Wow, we decided tonight to bring Shelby home tomorrow. This is going to be interesting; this is going to be exciting. I know we will learn a lot from this experience.

Iris Grimm

 

Major Setback

I am disappointed. Not in Shelby but in people. Tonight when I took Shelby out she reacted the same fearful way as I met her 2 weeks ago. As soon as she stepped outside of the door, she layed down and refused to move. I couldn’t even coax her across the street. Rather than getting frustrated I returned her to her crate. And when I looked on the white board, I noticed on the check off list that someone else walked her. At that time I understood why she slipped back in her default fear behavior.

Wow, isn’t it amazing how quickly an animal can progress but at the same time regress when the training is not persistent? I watch the volunteers interact and talk with those dogs and I am saddened to see how little knowledge they have about dogs and dog behavior. Here they come and spend hours a week walking the dogs; why don’t they maximize their time and treat the dogs like dogs (meaning fulfilling their dog needs) – in that way they truly could make a difference in those dogs’ lives.

Nowadays, almost every other dog has the line “dog aggressive” on their name tag. Those dogs, Cricket, Macguire, Sampson, Dudley aren’t dog aggressive. They are frustrated animals who don’t get their basic needs for physical activity and mental stimulation fulfilled.

Instead they should write on the name tag, “We made them dog aggressive.” That would indicate to me that people are taking responsibilities for their actions and inactions. After all those dogs weren’t dog aggressive before they came to the shelter. That makes me so angry and almost people aggressive!!!

A Walk around the Neighborhood

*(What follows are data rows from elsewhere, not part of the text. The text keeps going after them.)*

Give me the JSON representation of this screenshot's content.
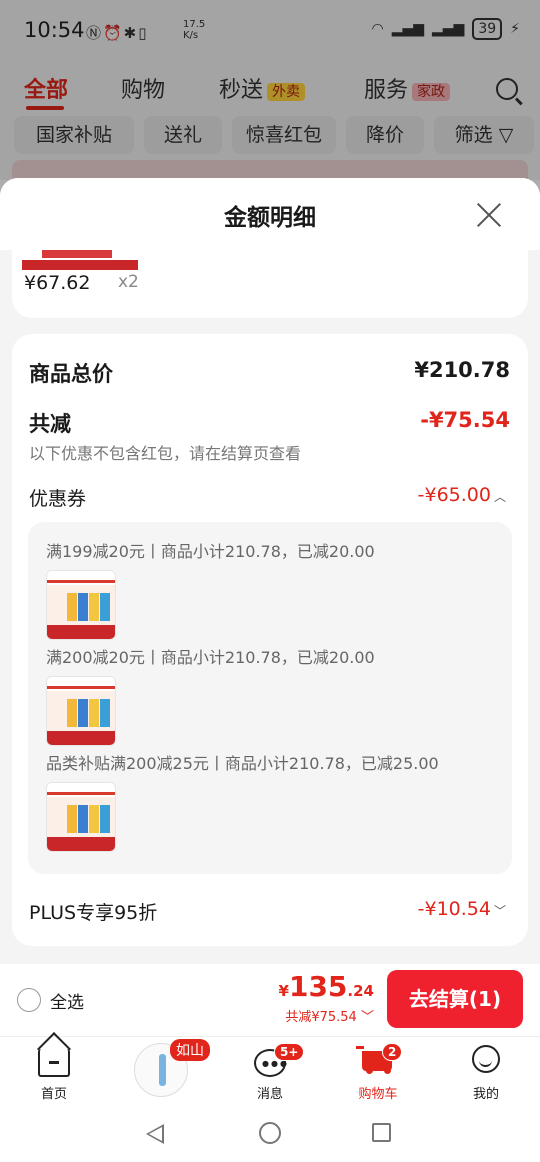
{
  "status_bar": {
    "time": "10:54",
    "speed_value": "17.5",
    "speed_unit": "K/s",
    "battery": "39"
  },
  "header": {
    "tabs": [
      {
        "label": "全部",
        "active": true
      },
      {
        "label": "购物"
      },
      {
        "label": "秒送",
        "tag": "外卖"
      },
      {
        "label": "服务",
        "tag": "家政"
      }
    ],
    "chips": [
      "国家补贴",
      "送礼",
      "惊喜红包",
      "降价",
      "筛选"
    ]
  },
  "sheet": {
    "title": "金额明细",
    "first_item": {
      "price": "¥67.62",
      "qty": "x2"
    },
    "summary": {
      "total_label": "商品总价",
      "total_value": "¥210.78",
      "discount_label": "共减",
      "discount_value": "-¥75.54",
      "note": "以下优惠不包含红包，请在结算页查看",
      "coupon_label": "优惠券",
      "coupon_value": "-¥65.00",
      "rules": [
        "满199减20元丨商品小计210.78，已减20.00",
        "满200减20元丨商品小计210.78，已减20.00",
        "品类补贴满200减25元丨商品小计210.78，已减25.00"
      ],
      "plus_label": "PLUS专享95折",
      "plus_value": "-¥10.54"
    }
  },
  "checkout": {
    "select_all": "全选",
    "currency": "¥",
    "amount_int": "135",
    "amount_dec": ".24",
    "saved": "共减¥75.54",
    "pay_button": "去结算(1)"
  },
  "bottom_nav": {
    "items": [
      {
        "label": "首页"
      },
      {
        "label": "",
        "tag": "如山"
      },
      {
        "label": "消息",
        "badge": "5+"
      },
      {
        "label": "购物车",
        "badge": "2",
        "active": true
      },
      {
        "label": "我的"
      }
    ]
  },
  "colors": {
    "accent": "#e1251b",
    "pay_button": "#f0212e"
  }
}
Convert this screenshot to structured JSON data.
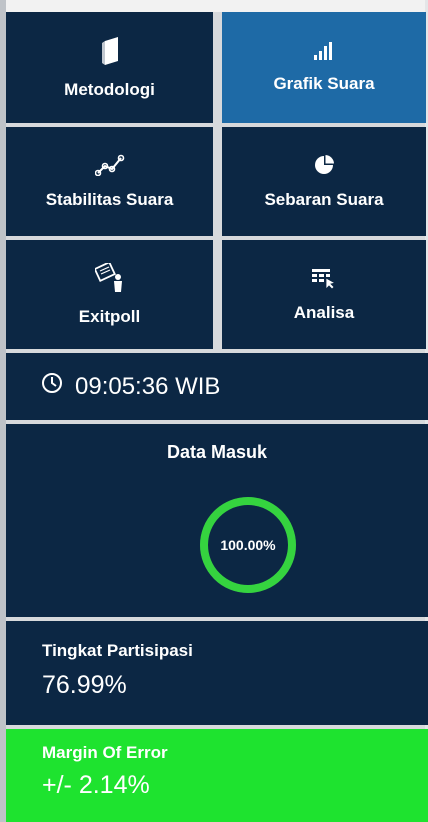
{
  "menu": [
    {
      "key": "metodologi",
      "label": "Metodologi",
      "icon": "book-icon",
      "active": false
    },
    {
      "key": "grafik-suara",
      "label": "Grafik Suara",
      "icon": "bar-chart-icon",
      "active": true
    },
    {
      "key": "stabilitas-suara",
      "label": "Stabilitas Suara",
      "icon": "line-graph-icon",
      "active": false
    },
    {
      "key": "sebaran-suara",
      "label": "Sebaran Suara",
      "icon": "pie-chart-icon",
      "active": false
    },
    {
      "key": "exitpoll",
      "label": "Exitpoll",
      "icon": "presenter-icon",
      "active": false
    },
    {
      "key": "analisa",
      "label": "Analisa",
      "icon": "table-cursor-icon",
      "active": false
    }
  ],
  "clock": {
    "time": "09:05:36 WIB",
    "icon": "clock-icon"
  },
  "data_masuk": {
    "title": "Data Masuk",
    "percent_text": "100.00%",
    "fraction": 1.0,
    "ring_color": "#35d33f"
  },
  "partisipasi": {
    "label": "Tingkat Partisipasi",
    "value": "76.99%"
  },
  "margin_error": {
    "label": "Margin Of Error",
    "value": "+/- 2.14%",
    "color": "#1ee32f"
  },
  "colors": {
    "tile": "#0c2744",
    "tile_active": "#1e6aa6",
    "page": "#d7d9dc"
  }
}
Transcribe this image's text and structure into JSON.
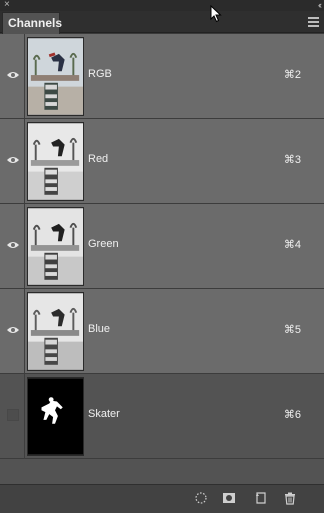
{
  "panel": {
    "close_glyph": "×",
    "collapse_glyph": "‹‹",
    "tab_label": "Channels"
  },
  "channels": [
    {
      "name": "RGB",
      "shortcut": "⌘2",
      "visible": true,
      "selected": true,
      "thumb": "color"
    },
    {
      "name": "Red",
      "shortcut": "⌘3",
      "visible": true,
      "selected": true,
      "thumb": "gray"
    },
    {
      "name": "Green",
      "shortcut": "⌘4",
      "visible": true,
      "selected": true,
      "thumb": "gray"
    },
    {
      "name": "Blue",
      "shortcut": "⌘5",
      "visible": true,
      "selected": true,
      "thumb": "gray"
    },
    {
      "name": "Skater",
      "shortcut": "⌘6",
      "visible": false,
      "selected": false,
      "thumb": "mask"
    }
  ],
  "footer": {
    "icons": [
      "load-selection-icon",
      "save-selection-icon",
      "new-channel-icon",
      "trash-icon"
    ]
  },
  "colors": {
    "panel_bg": "#535353",
    "selected_row": "#6b6b6b",
    "chrome_bg": "#2f2f2f"
  }
}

Special, special, special news!!! Shelby and I are walking around the neighborhood!!! Yesterday Shelby and I walked the first time around the neighborhood. This little round usually takes me 15 minutes when I walk it with other dogs from the shelter but with Shelby it took me a little bit more than an hour. She started out very fearfully and – as usual – I had to give her a couple of tugs in order to move her forward.When she breaks on me, I usually give her a second to evaluate the environment so that she can decide for herself that she is in a safe place. If she doesn’t move forward, I visualize my action with her, I take a deep breath, I walk up to her calmly, I take her by the short leash, I kindly lift her up and give her a tug. I always remind myself that forward action will move her brain forward and I visualize the process. Sometimes I have to pull her 2 or 3 feet but eventually she realizes that she doesn’t have a choice but to move forward. Once she smells something interesting, she forgets her fear completely.

There were several times where Shelby just stood there and evaluated the environment. No hiding, no laying down, just plain curiosity. Once I bait her with a treat, she feels compelled to move forward and pick it up. I am so glad this dog has such a strong food drive. If she didn’t it would be harder to get her going.

The funny thing is she never pees or poops outside. I have never seen her do that. I wonder if she was a kennel dog that only lived in a crate and therefore never learned to eliminate outside.

Since Shelby is making small progress, I decided to come to the shelter in the morning and evening. Yesterday as well as today I was here at 6.45 am and we usually do a quick walk to the grassy area across the street.

The street is her biggest obstacle anyway, she is terrified of cars which will be another project another time. For now all I want her to learn is to be a dog again that gets on walks and enjoys life outside.